### TO DO
Read through the data, and wherever a line holds the word "JSON", write that line out.

### EXERCISE MATERIALS
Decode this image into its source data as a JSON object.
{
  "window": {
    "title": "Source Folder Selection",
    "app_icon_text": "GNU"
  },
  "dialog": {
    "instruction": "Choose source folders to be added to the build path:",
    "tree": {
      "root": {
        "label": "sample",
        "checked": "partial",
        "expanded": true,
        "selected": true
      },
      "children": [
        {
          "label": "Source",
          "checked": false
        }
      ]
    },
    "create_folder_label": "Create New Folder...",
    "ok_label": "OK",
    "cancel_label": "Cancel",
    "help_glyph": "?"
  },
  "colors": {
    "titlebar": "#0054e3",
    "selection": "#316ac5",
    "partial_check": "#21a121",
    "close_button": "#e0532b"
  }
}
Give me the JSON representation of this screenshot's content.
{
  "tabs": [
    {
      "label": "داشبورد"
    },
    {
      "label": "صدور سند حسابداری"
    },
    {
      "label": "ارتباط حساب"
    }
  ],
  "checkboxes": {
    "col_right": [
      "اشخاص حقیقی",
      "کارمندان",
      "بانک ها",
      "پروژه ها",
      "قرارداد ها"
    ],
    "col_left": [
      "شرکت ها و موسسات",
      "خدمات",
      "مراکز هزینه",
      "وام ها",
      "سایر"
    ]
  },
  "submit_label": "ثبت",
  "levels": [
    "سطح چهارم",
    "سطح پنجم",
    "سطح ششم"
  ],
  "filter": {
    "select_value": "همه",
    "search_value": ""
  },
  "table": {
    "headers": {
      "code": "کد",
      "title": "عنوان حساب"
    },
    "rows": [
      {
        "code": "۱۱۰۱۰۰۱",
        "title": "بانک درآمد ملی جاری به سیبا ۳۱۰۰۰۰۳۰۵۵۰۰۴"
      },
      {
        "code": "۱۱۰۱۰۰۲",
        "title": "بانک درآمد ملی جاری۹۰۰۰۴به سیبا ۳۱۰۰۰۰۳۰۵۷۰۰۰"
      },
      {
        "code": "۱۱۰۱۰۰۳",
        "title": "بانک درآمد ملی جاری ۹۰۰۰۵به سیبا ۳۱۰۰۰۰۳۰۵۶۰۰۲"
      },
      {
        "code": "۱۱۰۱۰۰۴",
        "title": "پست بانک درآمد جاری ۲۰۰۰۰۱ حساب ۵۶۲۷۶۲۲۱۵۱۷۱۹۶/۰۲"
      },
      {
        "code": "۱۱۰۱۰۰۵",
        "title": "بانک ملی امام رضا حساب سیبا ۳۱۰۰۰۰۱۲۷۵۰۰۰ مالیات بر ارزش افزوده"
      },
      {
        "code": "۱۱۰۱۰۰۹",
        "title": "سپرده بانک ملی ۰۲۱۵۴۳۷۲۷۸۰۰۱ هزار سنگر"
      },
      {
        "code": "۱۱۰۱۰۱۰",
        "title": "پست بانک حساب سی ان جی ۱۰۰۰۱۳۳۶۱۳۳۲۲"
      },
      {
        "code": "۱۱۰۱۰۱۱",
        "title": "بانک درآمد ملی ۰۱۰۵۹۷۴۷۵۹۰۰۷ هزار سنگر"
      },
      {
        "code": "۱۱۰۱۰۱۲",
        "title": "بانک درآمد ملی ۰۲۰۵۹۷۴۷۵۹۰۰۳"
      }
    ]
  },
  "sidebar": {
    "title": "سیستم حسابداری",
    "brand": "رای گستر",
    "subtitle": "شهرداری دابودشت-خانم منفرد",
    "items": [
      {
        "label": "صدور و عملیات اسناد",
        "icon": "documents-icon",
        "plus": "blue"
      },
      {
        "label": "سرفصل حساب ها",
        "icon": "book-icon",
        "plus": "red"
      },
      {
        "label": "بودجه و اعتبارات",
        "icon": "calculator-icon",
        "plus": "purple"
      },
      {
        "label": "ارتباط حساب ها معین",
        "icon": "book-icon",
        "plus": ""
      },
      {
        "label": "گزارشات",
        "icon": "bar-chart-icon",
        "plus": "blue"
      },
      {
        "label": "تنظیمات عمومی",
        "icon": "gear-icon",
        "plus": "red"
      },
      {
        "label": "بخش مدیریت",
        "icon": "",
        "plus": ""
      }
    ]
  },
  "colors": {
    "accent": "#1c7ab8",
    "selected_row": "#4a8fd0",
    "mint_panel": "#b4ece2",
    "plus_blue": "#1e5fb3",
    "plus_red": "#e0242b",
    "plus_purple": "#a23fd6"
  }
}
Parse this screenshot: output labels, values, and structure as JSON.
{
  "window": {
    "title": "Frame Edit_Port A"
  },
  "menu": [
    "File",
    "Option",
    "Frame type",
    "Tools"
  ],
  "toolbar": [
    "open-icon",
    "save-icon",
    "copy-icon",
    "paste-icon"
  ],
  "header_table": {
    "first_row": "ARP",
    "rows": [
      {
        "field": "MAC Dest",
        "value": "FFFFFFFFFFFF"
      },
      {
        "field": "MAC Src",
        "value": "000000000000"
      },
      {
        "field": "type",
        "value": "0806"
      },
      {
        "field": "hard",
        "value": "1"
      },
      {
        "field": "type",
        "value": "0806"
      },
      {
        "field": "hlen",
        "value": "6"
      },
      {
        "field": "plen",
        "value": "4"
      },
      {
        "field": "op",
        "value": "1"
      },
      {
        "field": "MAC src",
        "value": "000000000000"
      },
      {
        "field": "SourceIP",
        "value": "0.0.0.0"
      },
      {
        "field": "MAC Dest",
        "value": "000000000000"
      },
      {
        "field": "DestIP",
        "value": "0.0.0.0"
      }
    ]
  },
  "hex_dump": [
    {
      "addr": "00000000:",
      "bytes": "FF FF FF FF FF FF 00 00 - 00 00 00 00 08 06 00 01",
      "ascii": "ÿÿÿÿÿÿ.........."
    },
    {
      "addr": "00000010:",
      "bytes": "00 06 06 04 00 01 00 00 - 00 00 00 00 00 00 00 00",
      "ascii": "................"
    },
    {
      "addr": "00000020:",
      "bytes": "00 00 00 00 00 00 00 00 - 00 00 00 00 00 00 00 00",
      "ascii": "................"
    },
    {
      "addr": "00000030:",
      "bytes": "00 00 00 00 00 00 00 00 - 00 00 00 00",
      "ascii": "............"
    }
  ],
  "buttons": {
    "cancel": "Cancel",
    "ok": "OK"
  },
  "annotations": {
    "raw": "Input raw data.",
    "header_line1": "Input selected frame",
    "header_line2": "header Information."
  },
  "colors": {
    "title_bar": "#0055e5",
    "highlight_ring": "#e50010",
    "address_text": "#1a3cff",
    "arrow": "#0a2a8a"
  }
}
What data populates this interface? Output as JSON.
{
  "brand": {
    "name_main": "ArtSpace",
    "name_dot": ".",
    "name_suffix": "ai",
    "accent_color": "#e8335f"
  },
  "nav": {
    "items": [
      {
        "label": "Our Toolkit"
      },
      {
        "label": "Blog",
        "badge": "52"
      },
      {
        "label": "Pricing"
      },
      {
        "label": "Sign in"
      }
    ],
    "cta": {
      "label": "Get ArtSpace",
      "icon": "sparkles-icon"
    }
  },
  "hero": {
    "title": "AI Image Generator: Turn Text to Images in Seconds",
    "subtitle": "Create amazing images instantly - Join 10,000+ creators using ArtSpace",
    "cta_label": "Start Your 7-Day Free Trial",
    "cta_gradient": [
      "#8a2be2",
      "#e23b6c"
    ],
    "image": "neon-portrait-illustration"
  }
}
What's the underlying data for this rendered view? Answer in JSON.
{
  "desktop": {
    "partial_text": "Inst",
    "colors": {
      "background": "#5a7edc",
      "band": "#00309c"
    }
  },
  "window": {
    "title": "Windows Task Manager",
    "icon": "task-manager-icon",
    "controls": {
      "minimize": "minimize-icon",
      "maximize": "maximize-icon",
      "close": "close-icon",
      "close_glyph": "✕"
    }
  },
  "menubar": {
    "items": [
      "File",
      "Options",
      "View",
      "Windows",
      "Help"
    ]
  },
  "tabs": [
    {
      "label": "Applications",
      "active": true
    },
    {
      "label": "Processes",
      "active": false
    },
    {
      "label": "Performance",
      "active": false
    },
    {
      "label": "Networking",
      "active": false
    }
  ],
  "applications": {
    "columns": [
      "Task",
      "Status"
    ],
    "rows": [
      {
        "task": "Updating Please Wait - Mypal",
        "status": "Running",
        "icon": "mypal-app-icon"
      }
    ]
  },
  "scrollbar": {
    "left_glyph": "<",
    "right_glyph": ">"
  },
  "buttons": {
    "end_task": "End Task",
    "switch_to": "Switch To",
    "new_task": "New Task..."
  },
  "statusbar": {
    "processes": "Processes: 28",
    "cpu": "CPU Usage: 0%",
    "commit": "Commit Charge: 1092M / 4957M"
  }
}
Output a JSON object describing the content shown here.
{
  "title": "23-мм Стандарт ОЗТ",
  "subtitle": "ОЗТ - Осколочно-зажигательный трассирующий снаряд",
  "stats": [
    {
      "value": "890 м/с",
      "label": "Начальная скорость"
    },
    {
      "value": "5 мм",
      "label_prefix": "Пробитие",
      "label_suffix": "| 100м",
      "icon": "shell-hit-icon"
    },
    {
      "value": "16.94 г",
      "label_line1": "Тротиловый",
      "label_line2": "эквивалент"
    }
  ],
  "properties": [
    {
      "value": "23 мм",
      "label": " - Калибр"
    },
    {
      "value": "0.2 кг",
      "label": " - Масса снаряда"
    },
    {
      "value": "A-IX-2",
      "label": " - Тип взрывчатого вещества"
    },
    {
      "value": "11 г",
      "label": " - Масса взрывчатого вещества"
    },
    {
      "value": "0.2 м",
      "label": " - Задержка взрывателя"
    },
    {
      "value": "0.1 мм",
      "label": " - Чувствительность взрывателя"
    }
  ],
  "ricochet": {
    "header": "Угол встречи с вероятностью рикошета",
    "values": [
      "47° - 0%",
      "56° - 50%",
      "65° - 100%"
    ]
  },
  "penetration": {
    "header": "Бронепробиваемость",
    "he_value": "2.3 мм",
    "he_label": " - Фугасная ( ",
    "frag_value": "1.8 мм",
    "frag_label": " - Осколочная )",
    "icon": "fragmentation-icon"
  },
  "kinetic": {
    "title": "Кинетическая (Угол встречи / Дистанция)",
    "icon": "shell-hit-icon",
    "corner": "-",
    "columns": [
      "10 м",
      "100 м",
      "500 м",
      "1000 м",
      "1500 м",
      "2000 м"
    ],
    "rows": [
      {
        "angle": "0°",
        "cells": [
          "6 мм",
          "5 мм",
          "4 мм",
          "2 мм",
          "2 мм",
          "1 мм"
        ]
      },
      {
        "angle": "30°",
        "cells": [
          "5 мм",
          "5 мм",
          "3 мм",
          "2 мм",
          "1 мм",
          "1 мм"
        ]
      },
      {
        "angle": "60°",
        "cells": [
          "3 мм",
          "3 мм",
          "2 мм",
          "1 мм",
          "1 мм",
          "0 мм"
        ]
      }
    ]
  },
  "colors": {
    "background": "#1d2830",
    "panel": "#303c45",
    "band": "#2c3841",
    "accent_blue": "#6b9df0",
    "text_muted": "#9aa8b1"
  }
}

### EXERCISE RESULT
Decode this image into its source data as a JSON object.
Give me the JSON representation of this screenshot's content.
Parse this screenshot: output labels, values, and structure as JSON.
What data populates this interface? Output as JSON.
What's the underlying data for this rendered view? Answer in JSON.
Output a JSON object describing the content shown here.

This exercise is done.